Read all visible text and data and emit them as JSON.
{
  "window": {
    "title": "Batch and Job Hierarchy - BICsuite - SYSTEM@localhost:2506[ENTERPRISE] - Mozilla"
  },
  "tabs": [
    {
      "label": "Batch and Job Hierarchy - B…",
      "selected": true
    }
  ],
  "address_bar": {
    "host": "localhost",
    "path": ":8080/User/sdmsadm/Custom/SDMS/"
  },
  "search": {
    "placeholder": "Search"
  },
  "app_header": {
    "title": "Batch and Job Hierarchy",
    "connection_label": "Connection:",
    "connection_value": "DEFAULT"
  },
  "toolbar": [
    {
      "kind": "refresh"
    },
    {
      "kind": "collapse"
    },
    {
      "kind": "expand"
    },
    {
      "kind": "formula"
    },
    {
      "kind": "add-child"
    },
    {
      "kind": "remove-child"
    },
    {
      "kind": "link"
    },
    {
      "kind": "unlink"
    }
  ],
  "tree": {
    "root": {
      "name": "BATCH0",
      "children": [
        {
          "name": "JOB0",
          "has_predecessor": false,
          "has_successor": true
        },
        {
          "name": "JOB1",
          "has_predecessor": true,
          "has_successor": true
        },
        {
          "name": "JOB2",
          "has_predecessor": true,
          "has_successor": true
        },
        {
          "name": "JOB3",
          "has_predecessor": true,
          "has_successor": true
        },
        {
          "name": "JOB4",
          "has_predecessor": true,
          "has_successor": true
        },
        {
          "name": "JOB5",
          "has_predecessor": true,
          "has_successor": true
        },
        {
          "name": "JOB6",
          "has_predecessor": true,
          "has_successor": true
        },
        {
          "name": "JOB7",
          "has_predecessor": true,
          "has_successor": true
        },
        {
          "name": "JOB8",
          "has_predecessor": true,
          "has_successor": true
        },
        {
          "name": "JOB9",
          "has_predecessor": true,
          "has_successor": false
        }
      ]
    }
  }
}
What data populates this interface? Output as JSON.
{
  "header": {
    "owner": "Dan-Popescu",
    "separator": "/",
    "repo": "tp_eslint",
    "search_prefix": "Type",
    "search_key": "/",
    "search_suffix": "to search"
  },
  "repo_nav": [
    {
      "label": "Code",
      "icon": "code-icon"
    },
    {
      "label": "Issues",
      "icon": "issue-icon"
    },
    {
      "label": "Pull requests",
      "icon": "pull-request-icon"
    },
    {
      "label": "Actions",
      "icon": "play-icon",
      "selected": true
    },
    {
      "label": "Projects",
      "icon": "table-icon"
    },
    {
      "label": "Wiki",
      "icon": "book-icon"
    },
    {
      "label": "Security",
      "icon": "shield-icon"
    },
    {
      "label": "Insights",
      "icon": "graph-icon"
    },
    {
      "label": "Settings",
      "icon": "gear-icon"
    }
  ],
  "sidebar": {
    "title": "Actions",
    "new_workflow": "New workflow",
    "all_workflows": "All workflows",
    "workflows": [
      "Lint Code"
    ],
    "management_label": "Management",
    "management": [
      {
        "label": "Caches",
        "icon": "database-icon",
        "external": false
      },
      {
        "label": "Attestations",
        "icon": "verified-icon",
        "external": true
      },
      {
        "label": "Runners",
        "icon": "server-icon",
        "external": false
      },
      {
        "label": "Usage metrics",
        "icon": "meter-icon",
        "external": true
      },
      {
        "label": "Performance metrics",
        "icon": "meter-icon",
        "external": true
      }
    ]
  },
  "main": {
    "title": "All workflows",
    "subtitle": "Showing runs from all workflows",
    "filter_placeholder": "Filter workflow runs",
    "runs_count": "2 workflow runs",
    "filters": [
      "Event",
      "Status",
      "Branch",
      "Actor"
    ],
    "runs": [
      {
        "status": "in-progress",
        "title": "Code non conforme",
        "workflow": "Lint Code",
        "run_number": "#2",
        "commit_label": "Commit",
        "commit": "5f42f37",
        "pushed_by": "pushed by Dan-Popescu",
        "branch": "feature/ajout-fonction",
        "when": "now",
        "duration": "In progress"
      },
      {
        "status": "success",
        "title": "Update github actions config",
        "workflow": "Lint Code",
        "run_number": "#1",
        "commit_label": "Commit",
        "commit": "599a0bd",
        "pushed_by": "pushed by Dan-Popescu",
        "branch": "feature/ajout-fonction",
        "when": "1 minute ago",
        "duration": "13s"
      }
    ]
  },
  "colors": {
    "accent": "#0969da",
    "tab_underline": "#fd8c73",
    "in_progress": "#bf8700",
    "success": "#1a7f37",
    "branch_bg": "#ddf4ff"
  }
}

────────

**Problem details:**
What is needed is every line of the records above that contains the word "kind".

**Output:**
      "kind": "refresh"
      "kind": "collapse"
      "kind": "expand"
      "kind": "formula"
      "kind": "add-child"
      "kind": "remove-child"
      "kind": "link"
      "kind": "unlink"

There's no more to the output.